On March 13, 2014, President Obama issued a memorandum directing the U.S. Department of Labor (the Department) to revise the regulations that define the executive, administrative, and professional exemptions from federal overtime requirements. Although the memorandum does not detail how the Department should revise those regulations, we anticipate that major changes in how the Department defines those three widely-used exemptions are coming.
The Fair Labor Standards Act of 1938 (FLSA) is the federal law that establishes minimum wage, overtime, child labor, and recordkeeping requirements that apply to most private employers. However, the minimum wage and overtime requirements do not apply to those individuals employed in a “bona fide executive, administrative, or professional capacity[.]”
The FLSA grants the Secretary of Labor (the Secretary) the authority to define the executive, administrative, and professional exemptions, and President Obama’s memorandum directs the Secretary to exercise that authority. Specifically, the President directed the Secretary to “consider how the regulations could be revised to update existing protections consistent with the intent of the [FLSA]; address the changing nature of the workplace; and simplify the regulations to make them easier for both workers and businesses to understand and apply.”

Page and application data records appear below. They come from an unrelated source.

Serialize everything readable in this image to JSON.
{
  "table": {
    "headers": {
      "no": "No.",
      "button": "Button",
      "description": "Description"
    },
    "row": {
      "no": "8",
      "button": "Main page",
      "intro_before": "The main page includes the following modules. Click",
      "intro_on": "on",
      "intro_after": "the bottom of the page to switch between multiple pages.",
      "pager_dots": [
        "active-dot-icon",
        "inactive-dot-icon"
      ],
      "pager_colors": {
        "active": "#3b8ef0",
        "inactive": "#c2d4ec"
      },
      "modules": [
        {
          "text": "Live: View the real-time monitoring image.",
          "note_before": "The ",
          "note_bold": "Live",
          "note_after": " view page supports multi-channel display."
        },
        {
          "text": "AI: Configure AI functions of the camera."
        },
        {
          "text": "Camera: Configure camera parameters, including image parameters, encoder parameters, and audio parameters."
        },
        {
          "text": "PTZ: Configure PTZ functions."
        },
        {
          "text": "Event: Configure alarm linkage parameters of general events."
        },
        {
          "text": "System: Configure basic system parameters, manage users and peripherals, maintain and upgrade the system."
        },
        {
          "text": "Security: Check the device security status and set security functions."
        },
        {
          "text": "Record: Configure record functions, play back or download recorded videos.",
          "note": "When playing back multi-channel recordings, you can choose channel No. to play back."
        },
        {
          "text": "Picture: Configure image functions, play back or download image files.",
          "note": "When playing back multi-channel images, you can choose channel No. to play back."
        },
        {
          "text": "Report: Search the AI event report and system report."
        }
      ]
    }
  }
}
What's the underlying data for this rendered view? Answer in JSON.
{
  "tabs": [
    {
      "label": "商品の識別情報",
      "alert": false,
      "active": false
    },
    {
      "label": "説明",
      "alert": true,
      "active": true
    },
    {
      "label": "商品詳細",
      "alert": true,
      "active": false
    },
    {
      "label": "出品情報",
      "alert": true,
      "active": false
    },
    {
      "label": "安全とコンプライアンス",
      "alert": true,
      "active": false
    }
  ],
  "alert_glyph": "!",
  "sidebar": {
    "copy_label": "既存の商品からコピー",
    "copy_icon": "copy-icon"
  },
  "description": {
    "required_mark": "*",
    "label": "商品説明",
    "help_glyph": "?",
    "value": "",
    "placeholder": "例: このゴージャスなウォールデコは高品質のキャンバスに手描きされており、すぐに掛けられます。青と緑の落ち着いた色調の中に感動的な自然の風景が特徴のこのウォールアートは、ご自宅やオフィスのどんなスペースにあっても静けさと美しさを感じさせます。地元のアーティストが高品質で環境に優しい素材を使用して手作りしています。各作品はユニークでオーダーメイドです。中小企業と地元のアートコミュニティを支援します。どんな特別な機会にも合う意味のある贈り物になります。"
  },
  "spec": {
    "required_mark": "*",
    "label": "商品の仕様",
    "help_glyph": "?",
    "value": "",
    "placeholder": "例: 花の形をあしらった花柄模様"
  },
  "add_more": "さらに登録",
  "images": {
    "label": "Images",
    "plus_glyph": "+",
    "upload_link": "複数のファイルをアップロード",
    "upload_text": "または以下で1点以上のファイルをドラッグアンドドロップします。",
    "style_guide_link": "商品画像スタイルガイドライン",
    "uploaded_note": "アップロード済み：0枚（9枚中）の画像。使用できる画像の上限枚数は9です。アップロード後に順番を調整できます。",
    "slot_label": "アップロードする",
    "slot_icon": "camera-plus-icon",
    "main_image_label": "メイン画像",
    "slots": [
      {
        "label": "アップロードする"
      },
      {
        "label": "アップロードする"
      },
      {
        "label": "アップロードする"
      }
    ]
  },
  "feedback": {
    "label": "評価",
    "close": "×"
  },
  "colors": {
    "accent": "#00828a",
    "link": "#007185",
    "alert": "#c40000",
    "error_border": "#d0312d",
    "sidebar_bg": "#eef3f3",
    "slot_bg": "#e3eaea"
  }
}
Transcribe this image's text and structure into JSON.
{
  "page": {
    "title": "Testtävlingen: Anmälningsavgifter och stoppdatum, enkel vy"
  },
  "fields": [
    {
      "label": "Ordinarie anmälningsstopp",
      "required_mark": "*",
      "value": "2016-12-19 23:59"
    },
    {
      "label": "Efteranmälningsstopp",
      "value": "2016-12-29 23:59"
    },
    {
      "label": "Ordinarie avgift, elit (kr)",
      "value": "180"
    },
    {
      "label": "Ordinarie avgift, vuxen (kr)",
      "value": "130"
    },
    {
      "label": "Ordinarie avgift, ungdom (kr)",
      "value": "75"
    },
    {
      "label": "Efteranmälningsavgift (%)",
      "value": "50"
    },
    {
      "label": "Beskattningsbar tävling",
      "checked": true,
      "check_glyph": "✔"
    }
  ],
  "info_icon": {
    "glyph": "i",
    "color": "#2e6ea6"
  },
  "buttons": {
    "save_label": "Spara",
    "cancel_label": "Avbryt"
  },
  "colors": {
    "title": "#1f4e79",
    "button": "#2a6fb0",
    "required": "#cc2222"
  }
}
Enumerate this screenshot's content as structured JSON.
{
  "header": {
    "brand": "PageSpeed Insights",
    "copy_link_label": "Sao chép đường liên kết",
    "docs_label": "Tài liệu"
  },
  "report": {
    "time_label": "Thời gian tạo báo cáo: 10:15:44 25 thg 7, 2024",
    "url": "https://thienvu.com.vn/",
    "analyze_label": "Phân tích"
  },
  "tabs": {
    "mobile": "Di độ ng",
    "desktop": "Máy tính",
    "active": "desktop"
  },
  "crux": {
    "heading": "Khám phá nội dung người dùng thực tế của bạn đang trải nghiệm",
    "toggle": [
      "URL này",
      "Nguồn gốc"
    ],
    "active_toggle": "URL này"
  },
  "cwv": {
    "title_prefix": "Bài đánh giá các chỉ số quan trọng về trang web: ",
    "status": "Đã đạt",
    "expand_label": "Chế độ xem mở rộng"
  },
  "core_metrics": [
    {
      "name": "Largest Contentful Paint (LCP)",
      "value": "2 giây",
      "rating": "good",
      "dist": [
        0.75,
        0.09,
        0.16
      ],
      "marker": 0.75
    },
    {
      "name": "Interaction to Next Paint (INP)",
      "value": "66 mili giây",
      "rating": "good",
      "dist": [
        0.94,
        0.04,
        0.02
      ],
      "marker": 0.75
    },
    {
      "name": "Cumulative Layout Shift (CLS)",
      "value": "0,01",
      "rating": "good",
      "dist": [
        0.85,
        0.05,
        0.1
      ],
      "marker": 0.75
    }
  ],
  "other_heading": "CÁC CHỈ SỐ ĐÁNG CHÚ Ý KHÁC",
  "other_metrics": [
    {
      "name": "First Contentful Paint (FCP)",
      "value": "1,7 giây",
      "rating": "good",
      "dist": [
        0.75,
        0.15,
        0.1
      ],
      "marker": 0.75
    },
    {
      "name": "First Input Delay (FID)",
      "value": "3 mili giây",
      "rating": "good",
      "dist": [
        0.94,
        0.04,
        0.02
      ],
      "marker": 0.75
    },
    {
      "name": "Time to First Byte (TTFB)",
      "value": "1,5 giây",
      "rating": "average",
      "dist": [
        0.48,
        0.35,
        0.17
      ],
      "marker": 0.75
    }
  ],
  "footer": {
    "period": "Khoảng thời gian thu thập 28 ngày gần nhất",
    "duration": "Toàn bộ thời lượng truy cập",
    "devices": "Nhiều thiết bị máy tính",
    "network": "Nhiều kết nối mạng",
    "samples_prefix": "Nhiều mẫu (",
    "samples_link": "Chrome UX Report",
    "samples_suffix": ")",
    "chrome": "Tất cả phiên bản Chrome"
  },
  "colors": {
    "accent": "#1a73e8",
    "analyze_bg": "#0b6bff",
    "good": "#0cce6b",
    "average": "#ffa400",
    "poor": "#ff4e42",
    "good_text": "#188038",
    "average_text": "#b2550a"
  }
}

At this point, it is unclear exactly what the proposed revisions to the FLSA’s overtime rules will be. The President’s memorandum does not detail what revisions the Secretary should propose. Furthermore, the Secretary will likely take months to issue proposed regulations, and there will be a period for “comments” by businesses and other interested parties. The timeline for implementing final regulations could easily be more than a year.
Before the President issued his memorandum, the New York Times previewed the possible changes that the Obama Administration will make. First, the Administration may be aiming to raise the amount of salary required for the executive, administrative, and professional exemptions. (The salary requirement is currently $455 per week, which is $23,660 when annualized.) Second, the Administration may want to extend overtime rules to “fast food managers, loan officers, computer technicians and others” who are currently exempt. Third, the Administration may alter the flexible “primary duty” test so that exempt employees must perform a certain minimum percentage of exempt work to qualify for the executive, administrative, and professional exemptions.